But what was I hearing over the popping of more champagne corks. A didgeridoo droned amongst the throng of travellers crammed into the observation car. An Aboriginal musician in full regalia and tribal markings had been spirited aboard and perched himself on a Victorian armchair honking away to enthralled Americans and Europeans. The poor blokes retinas must have taken a caning from the continual and blinding blast from flashguns. Meanwhile a waterfall was traversed relatively unnoticed. The rainforest experience was a hard act to follow but the trip contained one extra treat. A cable car flight back across the ancient forest and a slither down a stunning mountain face and back to the outskirts of Cairns where the voyage ends.

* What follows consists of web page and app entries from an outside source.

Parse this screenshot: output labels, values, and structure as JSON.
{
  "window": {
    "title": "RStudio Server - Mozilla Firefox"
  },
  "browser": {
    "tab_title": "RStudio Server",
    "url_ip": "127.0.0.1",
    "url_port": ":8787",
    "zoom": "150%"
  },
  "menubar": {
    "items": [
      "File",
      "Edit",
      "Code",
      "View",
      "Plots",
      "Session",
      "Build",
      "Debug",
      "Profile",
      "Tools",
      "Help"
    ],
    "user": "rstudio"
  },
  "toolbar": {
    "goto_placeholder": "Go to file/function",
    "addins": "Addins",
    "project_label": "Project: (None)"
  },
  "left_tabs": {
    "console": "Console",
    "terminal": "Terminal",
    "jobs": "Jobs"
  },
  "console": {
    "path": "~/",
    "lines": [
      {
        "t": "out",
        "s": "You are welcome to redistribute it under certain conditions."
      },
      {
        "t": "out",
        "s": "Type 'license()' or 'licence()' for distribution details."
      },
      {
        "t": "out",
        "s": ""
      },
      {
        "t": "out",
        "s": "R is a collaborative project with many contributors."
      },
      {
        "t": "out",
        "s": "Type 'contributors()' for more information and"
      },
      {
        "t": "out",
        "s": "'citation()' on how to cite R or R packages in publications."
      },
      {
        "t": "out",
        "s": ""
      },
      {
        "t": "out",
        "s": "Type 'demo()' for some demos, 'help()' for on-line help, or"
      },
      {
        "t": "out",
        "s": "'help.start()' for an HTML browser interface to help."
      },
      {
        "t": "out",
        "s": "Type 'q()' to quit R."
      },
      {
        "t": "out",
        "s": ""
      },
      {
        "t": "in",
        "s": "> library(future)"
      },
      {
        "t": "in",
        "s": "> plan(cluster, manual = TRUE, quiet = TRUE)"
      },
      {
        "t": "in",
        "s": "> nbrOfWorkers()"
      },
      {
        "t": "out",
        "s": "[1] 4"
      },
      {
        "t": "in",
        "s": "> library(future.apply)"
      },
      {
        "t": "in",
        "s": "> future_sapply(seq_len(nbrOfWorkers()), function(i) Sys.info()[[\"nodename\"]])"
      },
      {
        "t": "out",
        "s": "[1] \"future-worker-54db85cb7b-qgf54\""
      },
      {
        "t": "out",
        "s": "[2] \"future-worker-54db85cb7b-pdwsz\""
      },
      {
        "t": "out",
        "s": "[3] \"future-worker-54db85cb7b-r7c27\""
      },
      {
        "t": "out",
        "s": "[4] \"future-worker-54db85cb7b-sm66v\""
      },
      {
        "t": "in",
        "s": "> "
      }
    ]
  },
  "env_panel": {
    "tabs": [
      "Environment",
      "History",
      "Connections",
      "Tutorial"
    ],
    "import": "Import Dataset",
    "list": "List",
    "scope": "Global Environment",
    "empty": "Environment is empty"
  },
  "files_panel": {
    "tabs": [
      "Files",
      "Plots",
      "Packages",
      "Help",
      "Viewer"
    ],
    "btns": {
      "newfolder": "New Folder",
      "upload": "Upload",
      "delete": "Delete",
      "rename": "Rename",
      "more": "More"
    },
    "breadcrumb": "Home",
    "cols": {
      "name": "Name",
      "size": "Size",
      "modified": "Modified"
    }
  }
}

We left the train as we had found it squatting silently beside the platform but this time under the tangled canopy of the rainforest. The crew inevitably was at light attention saying good bye. It was like walking away from a movie set and back into reality. Or was it.